The Peyote Cactus has been the basis of the religion of a number of Indian tribes in North America. The small, turnip shaped cactus is considered to be a sacred medicine that, when taken as a sacrament, allows an individual to communicate with the Creator and obtain spiritual enlightenment. When ingested, peyote produces an altered state of consciousness that may cause users to experience a wide range of reactions, such as psychic manifestations.
First documented in 1560 by the conquering Spanish, the peyote religion has since been under fire from numerous groups, including the US government and the Catholic Church. Laws prohibiting the use of peyote have been enacted to suppress the spread of the plant, and the church viewed peyote as a hindrance to the spread of Christianity in Indian populations. In the mid 1960's, as a reaction to the growing use of illegal hallucinogens, the Food, Drug and Cosmetics Act declared peyote an illegal Schedule I substance.
These type substances have a "high potential for abuse" with no accepted medical use in the United States. Nevertheless, the peyote religion continued to prosper in the United States.

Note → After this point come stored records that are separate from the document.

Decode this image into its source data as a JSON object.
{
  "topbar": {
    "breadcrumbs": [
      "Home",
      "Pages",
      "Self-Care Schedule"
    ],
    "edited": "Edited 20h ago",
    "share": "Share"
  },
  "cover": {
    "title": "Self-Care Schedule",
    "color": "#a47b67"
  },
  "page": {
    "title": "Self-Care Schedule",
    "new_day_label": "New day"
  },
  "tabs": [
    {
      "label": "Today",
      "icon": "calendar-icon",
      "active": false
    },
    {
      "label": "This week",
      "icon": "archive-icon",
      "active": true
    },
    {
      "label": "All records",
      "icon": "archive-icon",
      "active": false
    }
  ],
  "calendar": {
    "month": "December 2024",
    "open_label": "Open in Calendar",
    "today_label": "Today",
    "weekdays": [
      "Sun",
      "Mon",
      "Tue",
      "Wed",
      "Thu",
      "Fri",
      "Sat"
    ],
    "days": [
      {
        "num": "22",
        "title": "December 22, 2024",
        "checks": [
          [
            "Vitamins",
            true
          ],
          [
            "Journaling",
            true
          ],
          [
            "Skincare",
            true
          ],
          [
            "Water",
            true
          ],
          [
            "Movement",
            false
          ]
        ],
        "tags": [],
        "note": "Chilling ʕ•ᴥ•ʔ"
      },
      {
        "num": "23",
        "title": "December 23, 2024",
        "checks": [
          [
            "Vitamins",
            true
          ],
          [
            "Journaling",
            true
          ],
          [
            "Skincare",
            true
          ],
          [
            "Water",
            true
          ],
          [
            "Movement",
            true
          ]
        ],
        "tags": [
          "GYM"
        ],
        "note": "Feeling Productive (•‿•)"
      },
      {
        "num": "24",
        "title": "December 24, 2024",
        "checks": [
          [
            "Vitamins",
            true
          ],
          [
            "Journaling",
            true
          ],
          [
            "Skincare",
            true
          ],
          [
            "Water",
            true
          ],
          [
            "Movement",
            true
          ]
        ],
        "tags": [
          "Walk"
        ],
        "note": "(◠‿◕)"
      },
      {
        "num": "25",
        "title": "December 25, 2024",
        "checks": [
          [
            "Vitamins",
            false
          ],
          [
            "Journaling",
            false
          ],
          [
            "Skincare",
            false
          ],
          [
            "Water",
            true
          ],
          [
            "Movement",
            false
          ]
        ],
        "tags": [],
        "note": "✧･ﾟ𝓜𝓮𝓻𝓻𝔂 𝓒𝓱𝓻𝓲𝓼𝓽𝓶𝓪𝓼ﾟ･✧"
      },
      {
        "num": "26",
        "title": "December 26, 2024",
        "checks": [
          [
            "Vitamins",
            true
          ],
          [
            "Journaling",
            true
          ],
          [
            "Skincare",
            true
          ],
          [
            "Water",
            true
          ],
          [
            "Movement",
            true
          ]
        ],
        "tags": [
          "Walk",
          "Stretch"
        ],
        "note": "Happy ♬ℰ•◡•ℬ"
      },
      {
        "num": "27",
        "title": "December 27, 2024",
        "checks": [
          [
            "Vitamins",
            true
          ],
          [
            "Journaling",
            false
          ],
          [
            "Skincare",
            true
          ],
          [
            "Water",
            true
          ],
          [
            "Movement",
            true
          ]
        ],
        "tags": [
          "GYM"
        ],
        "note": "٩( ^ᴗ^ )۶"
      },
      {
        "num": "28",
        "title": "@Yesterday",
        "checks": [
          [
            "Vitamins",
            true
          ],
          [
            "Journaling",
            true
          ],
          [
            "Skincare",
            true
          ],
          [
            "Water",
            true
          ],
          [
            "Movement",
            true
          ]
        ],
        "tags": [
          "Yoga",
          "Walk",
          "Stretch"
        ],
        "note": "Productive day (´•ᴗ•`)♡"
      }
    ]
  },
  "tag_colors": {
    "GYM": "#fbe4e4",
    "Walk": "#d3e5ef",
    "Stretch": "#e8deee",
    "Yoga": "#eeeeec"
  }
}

Al Smith is a Klamath Indian from Oregon. During his early life he was in and out of several schools that were designed to "civilize" the Indian youth that were on the reservations. In his early adulthood Smith began to drink alcohol, and he soon became an alcoholic, living on the streets until 1941, when he was drafted into the army. His drinking problem did not subside, however, and he received a dishonorable discharge for alcoholism. He continued to live aimlessly, marrying several times and bearing several children, but his drinking problems followed him wherever he went. After a particularly painful night in San Francisco, Smith finally managed to start sobering up,